──────── Supplied entries ────────

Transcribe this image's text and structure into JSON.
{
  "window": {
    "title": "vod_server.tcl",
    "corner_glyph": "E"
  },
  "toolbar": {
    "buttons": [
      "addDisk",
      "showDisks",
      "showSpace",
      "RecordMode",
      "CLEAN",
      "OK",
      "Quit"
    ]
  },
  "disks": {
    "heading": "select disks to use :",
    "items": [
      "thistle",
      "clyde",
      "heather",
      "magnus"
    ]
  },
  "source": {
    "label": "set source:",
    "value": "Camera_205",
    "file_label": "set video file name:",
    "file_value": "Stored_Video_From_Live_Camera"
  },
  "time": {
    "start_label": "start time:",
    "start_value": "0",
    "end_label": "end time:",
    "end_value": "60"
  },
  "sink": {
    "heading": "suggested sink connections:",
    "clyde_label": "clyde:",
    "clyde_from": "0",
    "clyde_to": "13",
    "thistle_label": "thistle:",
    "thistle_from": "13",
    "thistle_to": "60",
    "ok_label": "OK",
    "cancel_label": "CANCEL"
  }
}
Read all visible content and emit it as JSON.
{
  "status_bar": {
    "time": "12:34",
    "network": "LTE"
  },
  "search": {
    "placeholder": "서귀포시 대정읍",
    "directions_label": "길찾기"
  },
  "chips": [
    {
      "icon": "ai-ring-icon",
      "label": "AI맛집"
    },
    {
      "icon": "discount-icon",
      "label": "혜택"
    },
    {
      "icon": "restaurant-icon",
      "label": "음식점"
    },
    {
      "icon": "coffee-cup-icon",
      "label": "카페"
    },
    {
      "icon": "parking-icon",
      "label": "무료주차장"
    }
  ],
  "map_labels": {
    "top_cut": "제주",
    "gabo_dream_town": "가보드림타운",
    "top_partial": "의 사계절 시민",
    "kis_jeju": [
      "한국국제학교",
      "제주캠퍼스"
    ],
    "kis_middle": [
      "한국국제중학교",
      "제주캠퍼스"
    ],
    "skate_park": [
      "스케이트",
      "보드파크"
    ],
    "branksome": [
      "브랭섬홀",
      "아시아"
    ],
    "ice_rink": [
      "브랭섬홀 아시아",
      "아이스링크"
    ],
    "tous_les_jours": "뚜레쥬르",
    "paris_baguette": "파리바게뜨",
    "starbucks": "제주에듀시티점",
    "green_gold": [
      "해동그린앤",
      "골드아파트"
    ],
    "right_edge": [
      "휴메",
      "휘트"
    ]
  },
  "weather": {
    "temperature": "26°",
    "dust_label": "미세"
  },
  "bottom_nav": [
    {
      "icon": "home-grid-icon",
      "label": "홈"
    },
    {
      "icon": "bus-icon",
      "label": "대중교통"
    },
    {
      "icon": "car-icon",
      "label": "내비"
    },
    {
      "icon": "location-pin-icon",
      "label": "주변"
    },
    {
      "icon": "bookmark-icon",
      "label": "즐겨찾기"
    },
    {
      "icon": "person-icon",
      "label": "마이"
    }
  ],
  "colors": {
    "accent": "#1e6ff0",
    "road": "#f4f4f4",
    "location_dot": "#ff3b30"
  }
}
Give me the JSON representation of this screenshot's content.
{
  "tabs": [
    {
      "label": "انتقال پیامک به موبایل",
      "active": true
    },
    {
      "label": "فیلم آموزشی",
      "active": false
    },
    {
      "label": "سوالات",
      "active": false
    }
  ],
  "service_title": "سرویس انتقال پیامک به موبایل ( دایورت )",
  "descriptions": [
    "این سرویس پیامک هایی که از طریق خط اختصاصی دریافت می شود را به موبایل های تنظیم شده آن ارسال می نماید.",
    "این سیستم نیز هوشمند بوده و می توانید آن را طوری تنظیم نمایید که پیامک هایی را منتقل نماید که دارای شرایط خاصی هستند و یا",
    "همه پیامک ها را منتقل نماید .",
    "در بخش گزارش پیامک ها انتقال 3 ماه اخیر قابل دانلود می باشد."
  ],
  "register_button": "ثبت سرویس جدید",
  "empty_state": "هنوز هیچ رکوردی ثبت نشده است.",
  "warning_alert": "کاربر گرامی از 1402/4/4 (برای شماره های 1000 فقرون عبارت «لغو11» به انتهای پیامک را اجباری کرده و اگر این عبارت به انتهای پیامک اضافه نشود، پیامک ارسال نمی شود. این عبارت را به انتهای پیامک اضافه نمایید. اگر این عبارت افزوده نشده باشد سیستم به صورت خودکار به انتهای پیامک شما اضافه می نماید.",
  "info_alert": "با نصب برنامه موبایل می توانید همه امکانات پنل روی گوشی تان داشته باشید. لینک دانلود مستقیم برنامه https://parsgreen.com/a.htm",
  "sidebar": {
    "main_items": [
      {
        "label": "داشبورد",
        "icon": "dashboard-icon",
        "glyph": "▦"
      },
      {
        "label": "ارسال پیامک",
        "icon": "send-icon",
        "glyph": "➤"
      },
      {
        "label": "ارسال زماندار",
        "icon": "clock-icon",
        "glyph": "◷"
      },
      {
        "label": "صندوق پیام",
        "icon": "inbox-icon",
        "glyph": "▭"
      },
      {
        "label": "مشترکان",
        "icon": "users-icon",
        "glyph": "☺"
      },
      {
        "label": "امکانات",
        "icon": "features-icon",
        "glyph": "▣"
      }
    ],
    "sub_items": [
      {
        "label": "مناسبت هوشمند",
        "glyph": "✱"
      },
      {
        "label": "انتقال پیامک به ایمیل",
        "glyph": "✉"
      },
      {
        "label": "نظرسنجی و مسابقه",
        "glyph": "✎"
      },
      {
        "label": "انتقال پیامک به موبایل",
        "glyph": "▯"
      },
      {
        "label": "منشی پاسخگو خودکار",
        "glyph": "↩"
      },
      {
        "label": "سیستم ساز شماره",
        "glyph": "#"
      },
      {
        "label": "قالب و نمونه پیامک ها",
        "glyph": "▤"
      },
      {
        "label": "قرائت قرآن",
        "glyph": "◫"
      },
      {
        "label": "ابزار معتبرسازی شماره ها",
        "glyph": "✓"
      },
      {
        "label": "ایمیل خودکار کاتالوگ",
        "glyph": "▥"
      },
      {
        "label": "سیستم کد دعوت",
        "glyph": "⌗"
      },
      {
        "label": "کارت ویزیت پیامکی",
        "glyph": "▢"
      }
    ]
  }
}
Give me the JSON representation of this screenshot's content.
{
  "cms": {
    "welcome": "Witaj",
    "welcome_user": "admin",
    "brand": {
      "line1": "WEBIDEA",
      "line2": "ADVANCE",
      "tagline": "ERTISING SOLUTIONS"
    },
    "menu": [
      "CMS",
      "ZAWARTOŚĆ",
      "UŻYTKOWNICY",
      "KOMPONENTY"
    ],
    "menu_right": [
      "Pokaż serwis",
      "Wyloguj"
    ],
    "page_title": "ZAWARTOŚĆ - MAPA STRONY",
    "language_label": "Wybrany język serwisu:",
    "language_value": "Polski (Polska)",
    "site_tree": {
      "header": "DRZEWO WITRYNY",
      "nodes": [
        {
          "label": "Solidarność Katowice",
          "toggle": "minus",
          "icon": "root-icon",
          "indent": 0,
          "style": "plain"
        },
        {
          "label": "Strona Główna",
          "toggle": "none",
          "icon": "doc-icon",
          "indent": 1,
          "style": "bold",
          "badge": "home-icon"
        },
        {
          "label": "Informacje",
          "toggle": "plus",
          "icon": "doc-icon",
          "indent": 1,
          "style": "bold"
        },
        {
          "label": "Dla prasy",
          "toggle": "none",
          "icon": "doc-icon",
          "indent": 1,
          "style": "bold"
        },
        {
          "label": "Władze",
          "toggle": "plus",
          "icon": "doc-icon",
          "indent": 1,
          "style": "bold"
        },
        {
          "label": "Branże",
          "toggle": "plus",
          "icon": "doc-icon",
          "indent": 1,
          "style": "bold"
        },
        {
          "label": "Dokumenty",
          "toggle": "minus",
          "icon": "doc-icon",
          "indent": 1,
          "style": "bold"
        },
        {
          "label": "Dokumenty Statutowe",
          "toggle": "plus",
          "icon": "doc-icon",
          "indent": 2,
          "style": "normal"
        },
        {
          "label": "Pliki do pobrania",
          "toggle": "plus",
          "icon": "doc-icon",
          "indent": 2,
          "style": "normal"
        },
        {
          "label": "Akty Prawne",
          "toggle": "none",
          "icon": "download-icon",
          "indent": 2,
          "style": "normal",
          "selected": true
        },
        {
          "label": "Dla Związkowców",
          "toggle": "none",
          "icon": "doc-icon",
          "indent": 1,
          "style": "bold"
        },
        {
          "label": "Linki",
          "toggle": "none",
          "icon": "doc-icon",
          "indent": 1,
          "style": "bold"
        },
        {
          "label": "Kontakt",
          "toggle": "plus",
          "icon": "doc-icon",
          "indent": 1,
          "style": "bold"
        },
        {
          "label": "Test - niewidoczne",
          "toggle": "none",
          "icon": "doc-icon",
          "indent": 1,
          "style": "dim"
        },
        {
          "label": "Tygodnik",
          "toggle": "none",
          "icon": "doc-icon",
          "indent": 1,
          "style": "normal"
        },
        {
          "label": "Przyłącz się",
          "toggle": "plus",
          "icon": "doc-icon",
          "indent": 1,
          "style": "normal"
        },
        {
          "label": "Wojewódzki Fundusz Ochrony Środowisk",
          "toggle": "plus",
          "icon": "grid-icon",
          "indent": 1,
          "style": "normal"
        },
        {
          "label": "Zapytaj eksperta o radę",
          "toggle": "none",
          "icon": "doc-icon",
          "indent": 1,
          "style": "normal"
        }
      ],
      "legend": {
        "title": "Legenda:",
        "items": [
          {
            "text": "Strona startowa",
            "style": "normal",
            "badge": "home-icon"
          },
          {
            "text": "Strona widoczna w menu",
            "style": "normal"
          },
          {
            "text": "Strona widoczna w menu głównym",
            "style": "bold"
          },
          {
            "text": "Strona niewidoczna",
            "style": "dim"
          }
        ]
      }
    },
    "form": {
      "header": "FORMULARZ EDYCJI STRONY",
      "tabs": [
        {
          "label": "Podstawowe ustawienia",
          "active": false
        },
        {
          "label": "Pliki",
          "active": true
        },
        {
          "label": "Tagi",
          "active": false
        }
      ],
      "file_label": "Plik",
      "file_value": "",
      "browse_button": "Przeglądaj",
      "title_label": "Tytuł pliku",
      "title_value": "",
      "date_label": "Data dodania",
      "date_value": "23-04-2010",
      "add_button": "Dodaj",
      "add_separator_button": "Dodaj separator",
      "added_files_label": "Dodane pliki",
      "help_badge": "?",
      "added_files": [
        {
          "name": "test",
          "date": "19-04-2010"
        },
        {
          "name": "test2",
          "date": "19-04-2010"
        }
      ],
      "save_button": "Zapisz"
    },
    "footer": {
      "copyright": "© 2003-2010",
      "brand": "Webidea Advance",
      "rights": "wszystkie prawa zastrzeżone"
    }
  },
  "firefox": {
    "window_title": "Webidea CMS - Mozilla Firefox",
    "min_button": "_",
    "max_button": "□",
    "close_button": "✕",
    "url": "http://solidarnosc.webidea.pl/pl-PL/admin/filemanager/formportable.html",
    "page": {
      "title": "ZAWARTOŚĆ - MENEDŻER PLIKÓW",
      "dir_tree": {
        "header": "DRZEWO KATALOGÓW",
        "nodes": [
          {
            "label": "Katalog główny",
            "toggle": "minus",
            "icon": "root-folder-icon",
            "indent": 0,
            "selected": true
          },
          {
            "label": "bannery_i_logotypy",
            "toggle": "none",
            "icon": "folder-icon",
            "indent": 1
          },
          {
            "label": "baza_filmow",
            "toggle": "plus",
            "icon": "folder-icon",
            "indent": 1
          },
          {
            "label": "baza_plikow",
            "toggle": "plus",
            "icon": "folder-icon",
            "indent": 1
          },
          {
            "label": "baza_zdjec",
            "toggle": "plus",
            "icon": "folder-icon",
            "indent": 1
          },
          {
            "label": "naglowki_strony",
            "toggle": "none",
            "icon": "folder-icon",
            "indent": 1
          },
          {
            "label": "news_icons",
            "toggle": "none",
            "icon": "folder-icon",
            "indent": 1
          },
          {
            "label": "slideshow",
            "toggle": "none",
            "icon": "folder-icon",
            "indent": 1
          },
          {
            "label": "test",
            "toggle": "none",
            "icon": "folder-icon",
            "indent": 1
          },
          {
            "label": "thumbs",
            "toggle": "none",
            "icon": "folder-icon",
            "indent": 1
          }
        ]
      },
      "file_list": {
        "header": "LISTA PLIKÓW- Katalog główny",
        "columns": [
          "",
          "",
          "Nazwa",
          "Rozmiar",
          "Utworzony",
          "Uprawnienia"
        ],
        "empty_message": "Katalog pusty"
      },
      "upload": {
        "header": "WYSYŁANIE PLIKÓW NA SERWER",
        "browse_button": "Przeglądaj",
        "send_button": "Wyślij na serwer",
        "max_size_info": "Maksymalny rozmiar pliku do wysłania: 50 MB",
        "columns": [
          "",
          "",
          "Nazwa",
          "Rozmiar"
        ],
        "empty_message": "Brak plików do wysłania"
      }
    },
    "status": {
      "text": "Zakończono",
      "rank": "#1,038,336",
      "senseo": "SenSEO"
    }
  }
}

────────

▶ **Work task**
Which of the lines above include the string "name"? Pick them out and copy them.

▶ **Exercise result**
    "file_label": "set video file name:",
          "name": "test",
          "name": "test2",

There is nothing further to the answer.